'''

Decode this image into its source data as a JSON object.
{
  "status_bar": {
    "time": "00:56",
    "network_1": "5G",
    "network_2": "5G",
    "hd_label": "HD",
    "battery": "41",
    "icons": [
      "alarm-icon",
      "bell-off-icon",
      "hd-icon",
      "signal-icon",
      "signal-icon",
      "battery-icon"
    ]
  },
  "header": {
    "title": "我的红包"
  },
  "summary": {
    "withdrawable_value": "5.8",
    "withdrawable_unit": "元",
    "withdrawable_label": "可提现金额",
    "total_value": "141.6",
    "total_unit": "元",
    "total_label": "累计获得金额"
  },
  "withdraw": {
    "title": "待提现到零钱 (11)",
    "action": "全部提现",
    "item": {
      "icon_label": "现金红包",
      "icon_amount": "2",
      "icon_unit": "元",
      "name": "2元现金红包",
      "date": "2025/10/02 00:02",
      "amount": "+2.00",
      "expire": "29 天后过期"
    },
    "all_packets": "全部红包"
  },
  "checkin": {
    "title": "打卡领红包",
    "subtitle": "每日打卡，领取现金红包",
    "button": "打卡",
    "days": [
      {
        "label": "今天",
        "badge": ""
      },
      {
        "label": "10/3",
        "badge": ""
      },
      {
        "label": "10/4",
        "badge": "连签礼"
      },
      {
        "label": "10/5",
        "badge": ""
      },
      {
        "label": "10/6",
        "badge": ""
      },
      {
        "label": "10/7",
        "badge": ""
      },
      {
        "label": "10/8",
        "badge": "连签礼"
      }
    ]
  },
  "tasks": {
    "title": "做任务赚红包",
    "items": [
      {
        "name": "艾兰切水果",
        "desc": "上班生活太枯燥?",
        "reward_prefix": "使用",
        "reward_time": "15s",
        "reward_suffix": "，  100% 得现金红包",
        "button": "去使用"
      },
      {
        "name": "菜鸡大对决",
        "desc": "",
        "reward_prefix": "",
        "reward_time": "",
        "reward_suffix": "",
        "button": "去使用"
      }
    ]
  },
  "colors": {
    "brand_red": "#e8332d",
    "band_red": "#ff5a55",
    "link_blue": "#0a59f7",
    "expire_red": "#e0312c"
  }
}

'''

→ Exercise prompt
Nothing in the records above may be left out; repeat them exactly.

→ Response to the exercise
Decode this image into its source data as a JSON object.
{
  "status_bar": {
    "time": "00:56",
    "network_1": "5G",
    "network_2": "5G",
    "hd_label": "HD",
    "battery": "41",
    "icons": [
      "alarm-icon",
      "bell-off-icon",
      "hd-icon",
      "signal-icon",
      "signal-icon",
      "battery-icon"
    ]
  },
  "header": {
    "title": "我的红包"
  },
  "summary": {
    "withdrawable_value": "5.8",
    "withdrawable_unit": "元",
    "withdrawable_label": "可提现金额",
    "total_value": "141.6",
    "total_unit": "元",
    "total_label": "累计获得金额"
  },
  "withdraw": {
    "title": "待提现到零钱 (11)",
    "action": "全部提现",
    "item": {
      "icon_label": "现金红包",
      "icon_amount": "2",
      "icon_unit": "元",
      "name": "2元现金红包",
      "date": "2025/10/02 00:02",
      "amount": "+2.00",
      "expire": "29 天后过期"
    },
    "all_packets": "全部红包"
  },
  "checkin": {
    "title": "打卡领红包",
    "subtitle": "每日打卡，领取现金红包",
    "button": "打卡",
    "days": [
      {
        "label": "今天",
        "badge": ""
      },
      {
        "label": "10/3",
        "badge": ""
      },
      {
        "label": "10/4",
        "badge": "连签礼"
      },
      {
        "label": "10/5",
        "badge": ""
      },
      {
        "label": "10/6",
        "badge": ""
      },
      {
        "label": "10/7",
        "badge": ""
      },
      {
        "label": "10/8",
        "badge": "连签礼"
      }
    ]
  },
  "tasks": {
    "title": "做任务赚红包",
    "items": [
      {
        "name": "艾兰切水果",
        "desc": "上班生活太枯燥?",
        "reward_prefix": "使用",
        "reward_time": "15s",
        "reward_suffix": "，  100% 得现金红包",
        "button": "去使用"
      },
      {
        "name": "菜鸡大对决",
        "desc": "",
        "reward_prefix": "",
        "reward_time": "",
        "reward_suffix": "",
        "button": "去使用"
      }
    ]
  },
  "colors": {
    "brand_red": "#e8332d",
    "band_red": "#ff5a55",
    "link_blue": "#0a59f7",
    "expire_red": "#e0312c"
  }
}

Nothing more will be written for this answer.